Therolf’s treatment of the next expert to appear in his story, Cheryl Grills
. Dr. Grills is a clinical psychologist and
director of the Psychology Applied Research Center at Loyola Marymount University. She also served as Co-Executive Director of
the Los Angeles County Blue Ribbon Commission on Child Protection.
identifies her only as “a professor at Loyola Marymount” who, Therolf claims,
wants to “institutionalize child protection based on African and African-American
the latest studies and
academic research.” [Emphasis added.]
Got that everyone?
White people “marshal data.” Black
people just want to rely on anecdote and “folkways.”
It is offensive, and
speaks to the extent of bias not just in child welfare but in newsrooms, that
the following even needs to be pointed out:
The data are overwhelming that there is, in
racial bias in child welfare.
Much of that data
can be found in Prof. Roberts’ book.
NCCPR has prepared a short summary
some of the studies finding profound racial bias, over and above the class bias
and other problems that permeate child welfare.
Therolf goes on to suggest
that caseworkers can’t possibly be biased because many of them are, themselves,
Black. He dismisses the notion that institutional bias can push any caseworker
to treat less favored groups differently. He ignores the scholarship of, for
example, Prof. Tanya Cooper of the University of Alabama Law School, who writes
Unconscious racism is embedded in our civic
institutions; and the foster care system is vulnerable as one such institution
controlled and influenced by those in power. Those in power in turn may
unwittingly discriminate against people of color, which history demonstrates.
But also, the issue
of bias isn’t so, uh, black and white.
If there is a racial, religious or ethnic group that doesn’t have to
grapple with biases among themselves I have yet to find it. Often, though not
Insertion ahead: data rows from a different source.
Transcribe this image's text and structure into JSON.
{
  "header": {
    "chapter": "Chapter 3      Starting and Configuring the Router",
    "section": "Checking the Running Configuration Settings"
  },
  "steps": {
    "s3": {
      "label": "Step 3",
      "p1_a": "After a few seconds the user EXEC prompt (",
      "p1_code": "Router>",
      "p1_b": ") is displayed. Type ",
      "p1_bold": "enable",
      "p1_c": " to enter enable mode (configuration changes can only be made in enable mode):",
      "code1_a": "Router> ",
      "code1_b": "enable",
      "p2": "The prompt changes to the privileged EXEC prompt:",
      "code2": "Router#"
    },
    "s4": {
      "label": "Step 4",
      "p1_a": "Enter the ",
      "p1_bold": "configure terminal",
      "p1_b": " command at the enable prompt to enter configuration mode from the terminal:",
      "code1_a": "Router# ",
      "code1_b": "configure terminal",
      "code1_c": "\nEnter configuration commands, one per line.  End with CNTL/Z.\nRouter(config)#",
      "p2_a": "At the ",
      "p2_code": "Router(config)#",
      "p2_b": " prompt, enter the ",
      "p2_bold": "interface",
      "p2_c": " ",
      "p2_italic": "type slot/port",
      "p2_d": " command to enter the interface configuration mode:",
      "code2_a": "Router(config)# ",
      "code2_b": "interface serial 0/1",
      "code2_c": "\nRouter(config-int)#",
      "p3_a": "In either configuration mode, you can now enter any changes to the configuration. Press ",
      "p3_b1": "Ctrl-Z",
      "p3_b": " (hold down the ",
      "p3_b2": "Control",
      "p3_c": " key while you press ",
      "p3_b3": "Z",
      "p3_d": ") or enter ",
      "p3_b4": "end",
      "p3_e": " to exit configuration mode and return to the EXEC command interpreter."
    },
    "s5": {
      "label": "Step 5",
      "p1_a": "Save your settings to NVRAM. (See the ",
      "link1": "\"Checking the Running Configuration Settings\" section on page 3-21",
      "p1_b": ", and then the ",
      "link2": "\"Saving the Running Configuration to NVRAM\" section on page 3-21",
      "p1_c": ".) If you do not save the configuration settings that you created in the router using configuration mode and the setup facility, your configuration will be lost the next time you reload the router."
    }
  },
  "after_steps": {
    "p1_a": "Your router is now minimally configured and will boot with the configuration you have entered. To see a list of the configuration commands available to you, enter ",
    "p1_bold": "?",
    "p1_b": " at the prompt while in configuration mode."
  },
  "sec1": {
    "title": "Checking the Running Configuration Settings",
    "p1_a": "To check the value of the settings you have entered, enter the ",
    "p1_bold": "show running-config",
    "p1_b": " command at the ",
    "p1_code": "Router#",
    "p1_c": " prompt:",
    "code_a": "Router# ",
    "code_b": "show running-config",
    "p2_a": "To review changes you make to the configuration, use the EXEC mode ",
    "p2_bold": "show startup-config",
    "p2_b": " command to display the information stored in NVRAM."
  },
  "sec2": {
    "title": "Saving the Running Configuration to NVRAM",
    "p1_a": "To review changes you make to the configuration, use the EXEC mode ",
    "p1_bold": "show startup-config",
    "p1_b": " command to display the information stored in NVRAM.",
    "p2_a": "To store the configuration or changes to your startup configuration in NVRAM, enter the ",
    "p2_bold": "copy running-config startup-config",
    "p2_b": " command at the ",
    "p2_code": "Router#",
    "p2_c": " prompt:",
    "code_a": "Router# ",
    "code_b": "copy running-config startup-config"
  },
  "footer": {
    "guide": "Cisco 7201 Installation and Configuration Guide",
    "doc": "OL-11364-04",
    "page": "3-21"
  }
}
always, the fault-line for intra
conflict is class.
In child welfare, racial
bias and class bias combine to create a toxic mix for poor families of color.
Consider the very
case on which Therolf focused. The
children were taken because the Los Angeles County Department of Children and
Family Services (DCFS) alleged that, in Therolf’s words:
One: [The mother, Monique] Baker’s house is
“filthy,” placing “the children at risk of physical harm, damage and danger.” Two: Baker is not taking her children for
Baker has “mental and emotional problems, including major anxiety
disorder, major depression and PTSD, which renders the mother unable to provide
But even if we
assume all of these allegations are true, had a case such as this arisen in,
say, Beverly Hills, DCFS never even would have noticed. It would have been
solved privately by application of the following “preventive services”:
And that brings us
back to Bartholet’s claim that “when poverty and neighborhood characteristics
are used to analyze foster care rates, race disappears as an explanatory
Back before scholars
such as Prof. Roberts marshaled all that data to show how pervasive racial bias
is in child welfare, those wedded to a take-the-child-and-run approach insisted
that agencies never take away children because of poverty. Now, rather than admit to racial bias, they
effectively admit to class bias. I
suppose that’s progress.
But neither bias
should be tolerable in child welfare, and neither bias should be whitewashed by
* In California, neglect
includes: “The failure or inability of the parent or guardian to adequately
supervise or protect the child” and “The willful or negligent failure of the
parent or guardian to provide the child with adequate food, clothing, shelter,
or medical treatment.”
**In her book, Nobody’s Children, Bartholet argues that
children should be removed from the home in cases of “serious” abuse and
neglect. In the same book (p. 61) she writes that “Estimates indicate that more
than three million children a year are subjected to serious forms of abuse and
neglect.” Even if she could be persuaded to leave one-third of “seriously”
abused children in their own homes, that would mean taking away two million
children every year.